BEGIN
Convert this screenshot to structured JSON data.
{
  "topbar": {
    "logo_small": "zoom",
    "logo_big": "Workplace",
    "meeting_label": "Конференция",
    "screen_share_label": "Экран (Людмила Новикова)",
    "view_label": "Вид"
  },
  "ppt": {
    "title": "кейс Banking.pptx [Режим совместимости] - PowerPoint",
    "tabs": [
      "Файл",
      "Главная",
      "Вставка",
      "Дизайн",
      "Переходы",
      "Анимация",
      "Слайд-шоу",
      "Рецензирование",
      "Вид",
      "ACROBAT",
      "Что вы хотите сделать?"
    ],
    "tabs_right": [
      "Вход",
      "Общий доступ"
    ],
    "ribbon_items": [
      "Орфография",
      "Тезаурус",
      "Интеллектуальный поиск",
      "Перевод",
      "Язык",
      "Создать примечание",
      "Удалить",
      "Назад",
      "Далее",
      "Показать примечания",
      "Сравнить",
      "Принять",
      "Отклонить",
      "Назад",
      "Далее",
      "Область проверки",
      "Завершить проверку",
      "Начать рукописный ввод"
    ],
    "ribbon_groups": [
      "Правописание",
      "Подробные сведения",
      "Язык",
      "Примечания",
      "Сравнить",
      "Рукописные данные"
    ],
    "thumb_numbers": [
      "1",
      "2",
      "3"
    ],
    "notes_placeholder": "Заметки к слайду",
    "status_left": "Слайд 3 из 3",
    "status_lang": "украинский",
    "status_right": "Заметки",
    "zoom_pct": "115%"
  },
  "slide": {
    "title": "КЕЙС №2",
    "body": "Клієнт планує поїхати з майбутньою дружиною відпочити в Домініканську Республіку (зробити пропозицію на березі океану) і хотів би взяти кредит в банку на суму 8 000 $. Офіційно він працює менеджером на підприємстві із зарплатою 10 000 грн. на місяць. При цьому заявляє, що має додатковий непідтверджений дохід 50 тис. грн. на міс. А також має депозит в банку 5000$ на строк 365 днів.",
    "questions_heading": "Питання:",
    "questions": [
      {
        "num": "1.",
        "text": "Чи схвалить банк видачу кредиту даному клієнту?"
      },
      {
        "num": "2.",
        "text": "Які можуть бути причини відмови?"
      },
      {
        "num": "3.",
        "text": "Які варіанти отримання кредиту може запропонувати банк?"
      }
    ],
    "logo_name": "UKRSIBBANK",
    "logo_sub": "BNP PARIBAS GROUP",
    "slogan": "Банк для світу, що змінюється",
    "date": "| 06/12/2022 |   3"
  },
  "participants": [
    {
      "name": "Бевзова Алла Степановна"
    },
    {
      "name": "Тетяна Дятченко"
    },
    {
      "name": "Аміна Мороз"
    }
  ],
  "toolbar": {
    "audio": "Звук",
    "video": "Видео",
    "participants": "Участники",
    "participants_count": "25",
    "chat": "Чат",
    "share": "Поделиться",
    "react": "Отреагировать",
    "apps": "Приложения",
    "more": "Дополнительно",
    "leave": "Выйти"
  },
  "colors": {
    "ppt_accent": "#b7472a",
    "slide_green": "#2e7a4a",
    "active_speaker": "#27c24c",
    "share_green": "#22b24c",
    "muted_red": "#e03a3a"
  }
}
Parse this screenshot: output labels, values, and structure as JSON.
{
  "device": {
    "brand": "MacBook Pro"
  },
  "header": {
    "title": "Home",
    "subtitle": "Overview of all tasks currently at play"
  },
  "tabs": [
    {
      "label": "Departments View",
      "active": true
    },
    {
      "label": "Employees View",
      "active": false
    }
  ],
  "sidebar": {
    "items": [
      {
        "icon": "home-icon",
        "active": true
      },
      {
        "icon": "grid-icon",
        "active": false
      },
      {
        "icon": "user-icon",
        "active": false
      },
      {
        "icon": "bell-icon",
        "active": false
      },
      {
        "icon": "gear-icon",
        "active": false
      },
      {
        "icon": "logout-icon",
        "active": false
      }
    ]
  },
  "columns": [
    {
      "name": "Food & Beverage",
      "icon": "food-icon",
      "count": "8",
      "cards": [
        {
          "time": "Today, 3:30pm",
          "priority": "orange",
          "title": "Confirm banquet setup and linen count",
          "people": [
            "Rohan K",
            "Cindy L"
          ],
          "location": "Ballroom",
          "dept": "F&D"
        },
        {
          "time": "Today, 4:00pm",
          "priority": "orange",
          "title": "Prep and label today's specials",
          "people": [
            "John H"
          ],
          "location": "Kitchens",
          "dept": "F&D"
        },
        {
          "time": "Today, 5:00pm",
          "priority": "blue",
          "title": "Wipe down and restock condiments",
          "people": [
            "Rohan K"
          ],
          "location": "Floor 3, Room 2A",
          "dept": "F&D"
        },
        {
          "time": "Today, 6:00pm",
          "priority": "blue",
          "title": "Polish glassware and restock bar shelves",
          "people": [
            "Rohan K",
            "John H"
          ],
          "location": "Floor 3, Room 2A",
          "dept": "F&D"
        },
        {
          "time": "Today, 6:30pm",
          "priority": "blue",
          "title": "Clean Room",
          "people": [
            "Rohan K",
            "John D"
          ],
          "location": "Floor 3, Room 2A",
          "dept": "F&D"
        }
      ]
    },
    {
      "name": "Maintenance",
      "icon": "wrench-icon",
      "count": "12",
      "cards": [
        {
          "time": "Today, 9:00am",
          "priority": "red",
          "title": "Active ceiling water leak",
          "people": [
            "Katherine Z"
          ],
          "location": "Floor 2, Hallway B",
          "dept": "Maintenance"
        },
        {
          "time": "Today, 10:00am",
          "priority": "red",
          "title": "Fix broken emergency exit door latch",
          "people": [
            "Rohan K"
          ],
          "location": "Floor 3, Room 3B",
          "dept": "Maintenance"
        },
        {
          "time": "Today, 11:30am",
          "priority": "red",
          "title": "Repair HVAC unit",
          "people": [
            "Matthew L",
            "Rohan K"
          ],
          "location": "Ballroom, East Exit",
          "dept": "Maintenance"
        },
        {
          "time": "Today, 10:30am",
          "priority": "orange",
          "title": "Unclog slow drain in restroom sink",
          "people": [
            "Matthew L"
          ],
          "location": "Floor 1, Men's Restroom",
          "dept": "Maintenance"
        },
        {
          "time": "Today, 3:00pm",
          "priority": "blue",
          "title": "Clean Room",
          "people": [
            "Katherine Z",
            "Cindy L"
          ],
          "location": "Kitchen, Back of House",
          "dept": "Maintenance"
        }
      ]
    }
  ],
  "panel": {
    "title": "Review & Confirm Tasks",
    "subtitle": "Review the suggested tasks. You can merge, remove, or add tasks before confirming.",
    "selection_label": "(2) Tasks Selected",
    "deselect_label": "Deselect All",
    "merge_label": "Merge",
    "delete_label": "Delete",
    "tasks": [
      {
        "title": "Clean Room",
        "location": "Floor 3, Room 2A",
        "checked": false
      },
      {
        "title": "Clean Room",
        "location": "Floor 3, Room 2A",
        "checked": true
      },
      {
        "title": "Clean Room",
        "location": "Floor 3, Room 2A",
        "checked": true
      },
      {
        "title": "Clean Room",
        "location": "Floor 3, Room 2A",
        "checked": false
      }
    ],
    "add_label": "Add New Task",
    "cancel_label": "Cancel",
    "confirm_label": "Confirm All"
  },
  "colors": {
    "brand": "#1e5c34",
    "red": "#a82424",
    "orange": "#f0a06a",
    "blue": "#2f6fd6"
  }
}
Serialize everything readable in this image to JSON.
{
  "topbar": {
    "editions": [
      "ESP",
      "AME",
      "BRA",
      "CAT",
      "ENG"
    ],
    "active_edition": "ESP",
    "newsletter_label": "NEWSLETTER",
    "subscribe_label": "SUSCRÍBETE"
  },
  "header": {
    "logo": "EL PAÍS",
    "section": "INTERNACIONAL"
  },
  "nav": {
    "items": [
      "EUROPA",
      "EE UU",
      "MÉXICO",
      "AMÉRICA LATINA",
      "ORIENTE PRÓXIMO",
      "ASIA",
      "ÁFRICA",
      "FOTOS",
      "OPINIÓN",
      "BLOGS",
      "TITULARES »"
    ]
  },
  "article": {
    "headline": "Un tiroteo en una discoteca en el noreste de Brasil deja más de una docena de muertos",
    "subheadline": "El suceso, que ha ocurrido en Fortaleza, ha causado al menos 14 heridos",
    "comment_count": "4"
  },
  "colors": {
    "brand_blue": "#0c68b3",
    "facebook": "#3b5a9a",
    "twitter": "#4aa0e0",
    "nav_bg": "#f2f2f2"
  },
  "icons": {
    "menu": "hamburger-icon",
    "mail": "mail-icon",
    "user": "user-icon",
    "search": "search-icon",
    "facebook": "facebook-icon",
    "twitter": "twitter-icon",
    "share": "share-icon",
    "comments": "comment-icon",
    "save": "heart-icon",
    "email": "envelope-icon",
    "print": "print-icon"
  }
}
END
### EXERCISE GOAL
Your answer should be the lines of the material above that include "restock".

### RESULT OF THIS TASK
          "title": "Wipe down and restock condiments",
          "title": "Polish glassware and restock bar shelves",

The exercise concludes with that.